◆ **Supplied material**
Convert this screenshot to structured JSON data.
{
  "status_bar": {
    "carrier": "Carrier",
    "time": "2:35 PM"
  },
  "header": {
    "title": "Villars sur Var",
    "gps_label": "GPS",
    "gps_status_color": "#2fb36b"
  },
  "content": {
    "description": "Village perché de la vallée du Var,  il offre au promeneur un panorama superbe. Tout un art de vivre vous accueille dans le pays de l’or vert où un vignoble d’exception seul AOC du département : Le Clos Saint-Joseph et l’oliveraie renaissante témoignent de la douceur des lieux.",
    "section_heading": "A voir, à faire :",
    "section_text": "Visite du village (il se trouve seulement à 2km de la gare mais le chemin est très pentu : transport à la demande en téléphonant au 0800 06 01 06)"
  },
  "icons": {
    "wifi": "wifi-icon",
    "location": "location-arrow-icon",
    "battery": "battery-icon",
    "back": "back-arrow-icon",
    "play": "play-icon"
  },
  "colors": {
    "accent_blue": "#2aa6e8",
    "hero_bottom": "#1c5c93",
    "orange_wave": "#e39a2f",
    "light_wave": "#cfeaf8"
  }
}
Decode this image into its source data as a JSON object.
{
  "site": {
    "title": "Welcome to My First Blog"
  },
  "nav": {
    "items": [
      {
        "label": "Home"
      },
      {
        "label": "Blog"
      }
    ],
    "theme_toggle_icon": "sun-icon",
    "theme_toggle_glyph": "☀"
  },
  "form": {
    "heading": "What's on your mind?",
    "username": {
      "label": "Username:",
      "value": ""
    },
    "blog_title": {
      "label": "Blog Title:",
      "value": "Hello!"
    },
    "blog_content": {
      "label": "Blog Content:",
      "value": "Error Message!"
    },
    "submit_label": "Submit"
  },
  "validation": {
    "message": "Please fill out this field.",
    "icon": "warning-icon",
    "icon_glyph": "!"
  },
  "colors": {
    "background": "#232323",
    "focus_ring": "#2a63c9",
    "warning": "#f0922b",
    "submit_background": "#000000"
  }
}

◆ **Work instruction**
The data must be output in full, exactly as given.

◆ **Answer for this exercise**
Convert this screenshot to structured JSON data.
{
  "status_bar": {
    "carrier": "Carrier",
    "time": "2:35 PM"
  },
  "header": {
    "title": "Villars sur Var",
    "gps_label": "GPS",
    "gps_status_color": "#2fb36b"
  },
  "content": {
    "description": "Village perché de la vallée du Var,  il offre au promeneur un panorama superbe. Tout un art de vivre vous accueille dans le pays de l’or vert où un vignoble d’exception seul AOC du département : Le Clos Saint-Joseph et l’oliveraie renaissante témoignent de la douceur des lieux.",
    "section_heading": "A voir, à faire :",
    "section_text": "Visite du village (il se trouve seulement à 2km de la gare mais le chemin est très pentu : transport à la demande en téléphonant au 0800 06 01 06)"
  },
  "icons": {
    "wifi": "wifi-icon",
    "location": "location-arrow-icon",
    "battery": "battery-icon",
    "back": "back-arrow-icon",
    "play": "play-icon"
  },
  "colors": {
    "accent_blue": "#2aa6e8",
    "hero_bottom": "#1c5c93",
    "orange_wave": "#e39a2f",
    "light_wave": "#cfeaf8"
  }
}
Decode this image into its source data as a JSON object.
{
  "site": {
    "title": "Welcome to My First Blog"
  },
  "nav": {
    "items": [
      {
        "label": "Home"
      },
      {
        "label": "Blog"
      }
    ],
    "theme_toggle_icon": "sun-icon",
    "theme_toggle_glyph": "☀"
  },
  "form": {
    "heading": "What's on your mind?",
    "username": {
      "label": "Username:",
      "value": ""
    },
    "blog_title": {
      "label": "Blog Title:",
      "value": "Hello!"
    },
    "blog_content": {
      "label": "Blog Content:",
      "value": "Error Message!"
    },
    "submit_label": "Submit"
  },
  "validation": {
    "message": "Please fill out this field.",
    "icon": "warning-icon",
    "icon_glyph": "!"
  },
  "colors": {
    "background": "#232323",
    "focus_ring": "#2a63c9",
    "warning": "#f0922b",
    "submit_background": "#000000"
  }
}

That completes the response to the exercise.